## [YOUR TASK]
Go line by line through the entries and show those that hold the string "GBPUSD".

## [EXERCISE MATERIAL]

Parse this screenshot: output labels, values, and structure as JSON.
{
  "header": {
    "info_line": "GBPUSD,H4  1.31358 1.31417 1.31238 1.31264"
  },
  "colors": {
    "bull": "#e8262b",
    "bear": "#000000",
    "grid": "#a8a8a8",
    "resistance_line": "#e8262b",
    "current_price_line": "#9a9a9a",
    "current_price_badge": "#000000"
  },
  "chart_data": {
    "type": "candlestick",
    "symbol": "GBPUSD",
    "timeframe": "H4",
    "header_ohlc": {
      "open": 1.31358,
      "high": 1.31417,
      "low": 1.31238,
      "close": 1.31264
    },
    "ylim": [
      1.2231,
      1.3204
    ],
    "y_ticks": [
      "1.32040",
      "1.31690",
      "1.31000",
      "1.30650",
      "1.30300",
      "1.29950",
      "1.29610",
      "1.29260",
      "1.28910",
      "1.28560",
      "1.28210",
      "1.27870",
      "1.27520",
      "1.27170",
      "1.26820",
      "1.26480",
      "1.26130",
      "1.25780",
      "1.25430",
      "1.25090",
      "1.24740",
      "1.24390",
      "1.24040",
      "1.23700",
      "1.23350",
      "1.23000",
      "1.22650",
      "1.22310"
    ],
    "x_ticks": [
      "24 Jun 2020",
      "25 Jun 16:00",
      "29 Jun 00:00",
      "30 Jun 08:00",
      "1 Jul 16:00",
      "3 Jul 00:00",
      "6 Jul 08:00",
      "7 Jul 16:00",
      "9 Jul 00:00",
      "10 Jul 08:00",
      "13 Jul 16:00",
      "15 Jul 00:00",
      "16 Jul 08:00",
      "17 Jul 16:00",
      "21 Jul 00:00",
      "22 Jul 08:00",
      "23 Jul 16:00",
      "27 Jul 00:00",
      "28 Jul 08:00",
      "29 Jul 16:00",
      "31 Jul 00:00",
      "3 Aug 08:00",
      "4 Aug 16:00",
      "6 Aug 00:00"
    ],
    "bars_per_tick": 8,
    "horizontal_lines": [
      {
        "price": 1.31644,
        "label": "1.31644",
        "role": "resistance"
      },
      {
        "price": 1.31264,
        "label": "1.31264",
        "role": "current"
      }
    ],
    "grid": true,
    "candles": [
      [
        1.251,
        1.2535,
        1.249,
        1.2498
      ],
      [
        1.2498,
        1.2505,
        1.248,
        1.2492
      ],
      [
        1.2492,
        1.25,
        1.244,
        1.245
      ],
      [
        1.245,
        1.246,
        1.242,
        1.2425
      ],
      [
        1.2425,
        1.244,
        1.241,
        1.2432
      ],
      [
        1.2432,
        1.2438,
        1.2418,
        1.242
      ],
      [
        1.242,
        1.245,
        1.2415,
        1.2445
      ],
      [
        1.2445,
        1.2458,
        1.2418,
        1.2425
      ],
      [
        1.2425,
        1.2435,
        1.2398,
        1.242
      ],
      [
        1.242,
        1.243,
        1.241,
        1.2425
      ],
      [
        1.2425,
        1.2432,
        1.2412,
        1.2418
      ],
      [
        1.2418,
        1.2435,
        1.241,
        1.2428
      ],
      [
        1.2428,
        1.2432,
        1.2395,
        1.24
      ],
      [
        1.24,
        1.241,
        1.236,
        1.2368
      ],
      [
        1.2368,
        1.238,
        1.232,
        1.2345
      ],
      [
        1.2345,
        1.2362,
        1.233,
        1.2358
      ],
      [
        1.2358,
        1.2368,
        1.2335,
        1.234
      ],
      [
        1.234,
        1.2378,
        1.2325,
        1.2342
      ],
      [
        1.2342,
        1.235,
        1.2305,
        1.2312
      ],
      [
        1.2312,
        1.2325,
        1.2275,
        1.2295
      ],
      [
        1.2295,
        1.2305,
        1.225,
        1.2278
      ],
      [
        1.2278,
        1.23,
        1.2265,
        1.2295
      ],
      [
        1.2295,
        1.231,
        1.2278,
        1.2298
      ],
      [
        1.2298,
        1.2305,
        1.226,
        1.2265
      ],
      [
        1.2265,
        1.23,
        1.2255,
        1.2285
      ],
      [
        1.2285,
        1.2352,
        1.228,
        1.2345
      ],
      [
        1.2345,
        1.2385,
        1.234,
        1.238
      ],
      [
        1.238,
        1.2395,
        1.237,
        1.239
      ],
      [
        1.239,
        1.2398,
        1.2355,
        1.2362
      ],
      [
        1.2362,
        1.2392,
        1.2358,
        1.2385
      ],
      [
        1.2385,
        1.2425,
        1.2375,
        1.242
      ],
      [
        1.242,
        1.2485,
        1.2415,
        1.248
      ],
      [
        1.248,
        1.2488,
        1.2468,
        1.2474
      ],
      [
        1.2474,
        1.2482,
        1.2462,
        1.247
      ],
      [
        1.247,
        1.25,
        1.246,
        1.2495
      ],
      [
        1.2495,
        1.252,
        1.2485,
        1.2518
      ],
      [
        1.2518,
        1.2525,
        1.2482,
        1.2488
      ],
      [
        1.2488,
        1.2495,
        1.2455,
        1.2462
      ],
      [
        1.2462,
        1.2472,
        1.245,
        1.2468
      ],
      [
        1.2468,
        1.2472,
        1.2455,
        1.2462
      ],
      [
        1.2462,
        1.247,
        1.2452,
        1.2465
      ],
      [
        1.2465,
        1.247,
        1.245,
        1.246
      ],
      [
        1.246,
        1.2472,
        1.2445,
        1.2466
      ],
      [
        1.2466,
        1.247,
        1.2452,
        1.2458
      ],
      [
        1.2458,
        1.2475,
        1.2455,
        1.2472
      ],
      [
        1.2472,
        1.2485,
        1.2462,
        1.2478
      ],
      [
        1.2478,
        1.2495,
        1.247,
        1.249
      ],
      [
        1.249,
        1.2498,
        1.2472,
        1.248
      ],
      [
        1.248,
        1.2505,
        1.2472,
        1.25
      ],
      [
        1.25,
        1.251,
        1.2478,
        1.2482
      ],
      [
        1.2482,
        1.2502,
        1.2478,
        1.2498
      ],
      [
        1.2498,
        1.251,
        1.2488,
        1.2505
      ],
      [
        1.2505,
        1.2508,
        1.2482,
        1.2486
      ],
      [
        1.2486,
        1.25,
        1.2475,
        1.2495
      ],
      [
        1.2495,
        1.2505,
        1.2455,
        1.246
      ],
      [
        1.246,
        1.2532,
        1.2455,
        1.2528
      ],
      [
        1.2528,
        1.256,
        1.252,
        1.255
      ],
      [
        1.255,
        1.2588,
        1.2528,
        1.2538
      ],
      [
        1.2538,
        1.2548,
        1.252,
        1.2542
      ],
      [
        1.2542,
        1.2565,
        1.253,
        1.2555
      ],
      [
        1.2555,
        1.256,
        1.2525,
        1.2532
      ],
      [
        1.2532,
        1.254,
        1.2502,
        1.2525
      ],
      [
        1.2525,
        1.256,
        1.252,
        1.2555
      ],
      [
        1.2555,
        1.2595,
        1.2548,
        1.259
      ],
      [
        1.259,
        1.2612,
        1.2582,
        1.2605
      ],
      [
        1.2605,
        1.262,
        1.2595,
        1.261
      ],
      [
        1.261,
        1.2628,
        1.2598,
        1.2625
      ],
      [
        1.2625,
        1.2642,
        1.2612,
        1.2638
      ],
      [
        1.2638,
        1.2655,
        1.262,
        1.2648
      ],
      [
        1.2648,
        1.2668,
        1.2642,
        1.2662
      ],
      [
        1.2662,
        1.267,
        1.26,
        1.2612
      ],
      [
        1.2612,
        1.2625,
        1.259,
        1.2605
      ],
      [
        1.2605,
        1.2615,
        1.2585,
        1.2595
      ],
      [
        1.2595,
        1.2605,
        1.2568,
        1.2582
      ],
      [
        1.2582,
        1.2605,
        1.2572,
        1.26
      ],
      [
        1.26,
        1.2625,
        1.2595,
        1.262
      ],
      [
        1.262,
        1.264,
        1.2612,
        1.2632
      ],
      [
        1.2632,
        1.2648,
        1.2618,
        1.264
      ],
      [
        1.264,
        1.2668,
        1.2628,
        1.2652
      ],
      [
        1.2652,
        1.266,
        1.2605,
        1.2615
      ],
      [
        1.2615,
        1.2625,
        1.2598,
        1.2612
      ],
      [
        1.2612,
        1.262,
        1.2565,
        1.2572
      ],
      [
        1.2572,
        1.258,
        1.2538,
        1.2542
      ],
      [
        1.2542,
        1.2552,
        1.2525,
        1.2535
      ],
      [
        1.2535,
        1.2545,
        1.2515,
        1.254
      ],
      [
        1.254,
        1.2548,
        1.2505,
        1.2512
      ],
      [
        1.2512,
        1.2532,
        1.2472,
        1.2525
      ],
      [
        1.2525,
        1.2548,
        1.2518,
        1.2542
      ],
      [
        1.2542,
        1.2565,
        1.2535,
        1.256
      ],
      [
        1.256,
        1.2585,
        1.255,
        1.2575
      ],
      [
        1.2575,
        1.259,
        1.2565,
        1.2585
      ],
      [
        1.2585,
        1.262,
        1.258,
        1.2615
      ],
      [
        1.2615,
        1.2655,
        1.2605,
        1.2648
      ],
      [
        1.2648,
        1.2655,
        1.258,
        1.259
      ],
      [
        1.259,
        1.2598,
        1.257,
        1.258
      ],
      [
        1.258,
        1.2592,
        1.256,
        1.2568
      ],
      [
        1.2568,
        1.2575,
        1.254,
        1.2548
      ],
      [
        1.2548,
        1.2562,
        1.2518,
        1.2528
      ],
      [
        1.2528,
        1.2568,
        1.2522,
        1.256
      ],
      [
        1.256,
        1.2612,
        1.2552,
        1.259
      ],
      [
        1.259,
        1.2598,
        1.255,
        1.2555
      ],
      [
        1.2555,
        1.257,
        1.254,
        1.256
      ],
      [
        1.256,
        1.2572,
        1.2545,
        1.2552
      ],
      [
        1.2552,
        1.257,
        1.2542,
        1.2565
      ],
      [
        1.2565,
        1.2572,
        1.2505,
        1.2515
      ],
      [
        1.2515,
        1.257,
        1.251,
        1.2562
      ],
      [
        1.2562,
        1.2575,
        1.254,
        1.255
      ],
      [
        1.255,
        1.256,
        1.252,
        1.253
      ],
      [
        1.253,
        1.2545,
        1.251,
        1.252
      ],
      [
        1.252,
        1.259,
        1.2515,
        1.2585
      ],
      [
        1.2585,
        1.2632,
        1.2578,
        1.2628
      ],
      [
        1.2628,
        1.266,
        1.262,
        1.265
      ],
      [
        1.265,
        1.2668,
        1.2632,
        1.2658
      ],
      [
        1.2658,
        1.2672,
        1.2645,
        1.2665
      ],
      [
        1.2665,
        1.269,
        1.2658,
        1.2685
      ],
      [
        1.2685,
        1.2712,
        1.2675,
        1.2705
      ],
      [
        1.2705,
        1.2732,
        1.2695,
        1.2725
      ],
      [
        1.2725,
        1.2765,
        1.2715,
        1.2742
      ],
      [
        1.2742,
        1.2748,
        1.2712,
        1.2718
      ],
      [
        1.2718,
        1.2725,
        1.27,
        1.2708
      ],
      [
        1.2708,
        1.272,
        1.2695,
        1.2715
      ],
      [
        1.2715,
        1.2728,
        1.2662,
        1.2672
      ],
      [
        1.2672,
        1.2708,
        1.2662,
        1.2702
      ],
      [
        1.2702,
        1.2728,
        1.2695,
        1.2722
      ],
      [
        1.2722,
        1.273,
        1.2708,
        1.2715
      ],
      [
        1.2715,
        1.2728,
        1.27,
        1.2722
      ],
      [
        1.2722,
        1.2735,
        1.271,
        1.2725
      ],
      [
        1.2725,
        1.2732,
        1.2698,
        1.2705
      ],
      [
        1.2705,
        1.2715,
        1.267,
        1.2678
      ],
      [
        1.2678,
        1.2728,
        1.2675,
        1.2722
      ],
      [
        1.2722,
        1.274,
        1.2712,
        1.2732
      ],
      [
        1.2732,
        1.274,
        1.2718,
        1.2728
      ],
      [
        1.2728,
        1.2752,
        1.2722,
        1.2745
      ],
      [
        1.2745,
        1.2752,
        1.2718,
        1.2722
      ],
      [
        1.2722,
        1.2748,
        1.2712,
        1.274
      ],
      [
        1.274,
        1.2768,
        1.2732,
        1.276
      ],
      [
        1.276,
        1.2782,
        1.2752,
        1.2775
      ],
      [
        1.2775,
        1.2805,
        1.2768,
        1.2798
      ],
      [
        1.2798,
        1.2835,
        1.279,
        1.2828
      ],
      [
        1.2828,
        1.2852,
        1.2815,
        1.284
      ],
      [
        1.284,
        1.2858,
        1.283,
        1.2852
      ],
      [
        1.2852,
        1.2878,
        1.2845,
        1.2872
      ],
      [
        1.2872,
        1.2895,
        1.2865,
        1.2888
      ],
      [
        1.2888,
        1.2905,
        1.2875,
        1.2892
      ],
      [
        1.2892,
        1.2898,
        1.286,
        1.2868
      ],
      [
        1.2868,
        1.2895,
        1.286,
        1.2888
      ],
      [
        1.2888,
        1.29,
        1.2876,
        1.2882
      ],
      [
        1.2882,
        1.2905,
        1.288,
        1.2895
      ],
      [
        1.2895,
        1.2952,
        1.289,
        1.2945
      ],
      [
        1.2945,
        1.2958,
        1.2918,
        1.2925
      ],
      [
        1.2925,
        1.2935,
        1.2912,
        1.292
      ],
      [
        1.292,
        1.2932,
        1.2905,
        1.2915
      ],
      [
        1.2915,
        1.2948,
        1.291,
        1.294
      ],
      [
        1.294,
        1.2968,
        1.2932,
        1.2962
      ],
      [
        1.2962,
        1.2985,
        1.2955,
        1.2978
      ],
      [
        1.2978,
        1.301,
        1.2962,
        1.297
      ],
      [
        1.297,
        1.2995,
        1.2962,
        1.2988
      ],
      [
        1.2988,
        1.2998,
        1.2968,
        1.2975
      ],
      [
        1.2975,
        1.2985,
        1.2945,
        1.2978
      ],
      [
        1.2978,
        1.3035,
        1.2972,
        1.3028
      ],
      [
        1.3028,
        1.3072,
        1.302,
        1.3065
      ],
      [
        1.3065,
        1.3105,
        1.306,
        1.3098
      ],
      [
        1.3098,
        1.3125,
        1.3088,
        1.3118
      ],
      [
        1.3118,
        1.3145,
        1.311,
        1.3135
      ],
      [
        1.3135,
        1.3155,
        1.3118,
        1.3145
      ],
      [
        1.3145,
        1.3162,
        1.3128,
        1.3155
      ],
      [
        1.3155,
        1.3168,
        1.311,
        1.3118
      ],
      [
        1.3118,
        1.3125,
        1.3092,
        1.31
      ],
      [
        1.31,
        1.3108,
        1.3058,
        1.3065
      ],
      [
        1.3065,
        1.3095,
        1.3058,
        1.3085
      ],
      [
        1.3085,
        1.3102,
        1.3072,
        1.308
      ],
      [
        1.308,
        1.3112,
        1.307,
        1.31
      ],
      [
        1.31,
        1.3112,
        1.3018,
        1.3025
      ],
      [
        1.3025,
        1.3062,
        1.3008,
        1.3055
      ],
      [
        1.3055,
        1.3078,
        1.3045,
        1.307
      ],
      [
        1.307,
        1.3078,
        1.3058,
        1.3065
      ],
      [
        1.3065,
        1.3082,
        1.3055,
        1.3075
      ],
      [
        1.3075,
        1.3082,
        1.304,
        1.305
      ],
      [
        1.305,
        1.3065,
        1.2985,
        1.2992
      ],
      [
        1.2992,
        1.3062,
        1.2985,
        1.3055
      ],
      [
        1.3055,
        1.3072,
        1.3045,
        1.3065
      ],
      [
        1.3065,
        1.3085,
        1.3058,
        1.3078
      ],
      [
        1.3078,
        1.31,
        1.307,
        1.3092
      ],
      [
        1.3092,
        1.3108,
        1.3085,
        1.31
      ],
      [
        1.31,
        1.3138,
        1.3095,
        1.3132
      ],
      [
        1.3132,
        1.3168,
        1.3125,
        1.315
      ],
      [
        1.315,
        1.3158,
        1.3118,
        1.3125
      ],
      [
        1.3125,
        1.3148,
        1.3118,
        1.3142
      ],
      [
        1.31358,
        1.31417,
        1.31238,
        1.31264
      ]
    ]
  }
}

## [RESULT BELOW]
    "info_line": "GBPUSD,H4  1.31358 1.31417 1.31238 1.31264"
    "symbol": "GBPUSD",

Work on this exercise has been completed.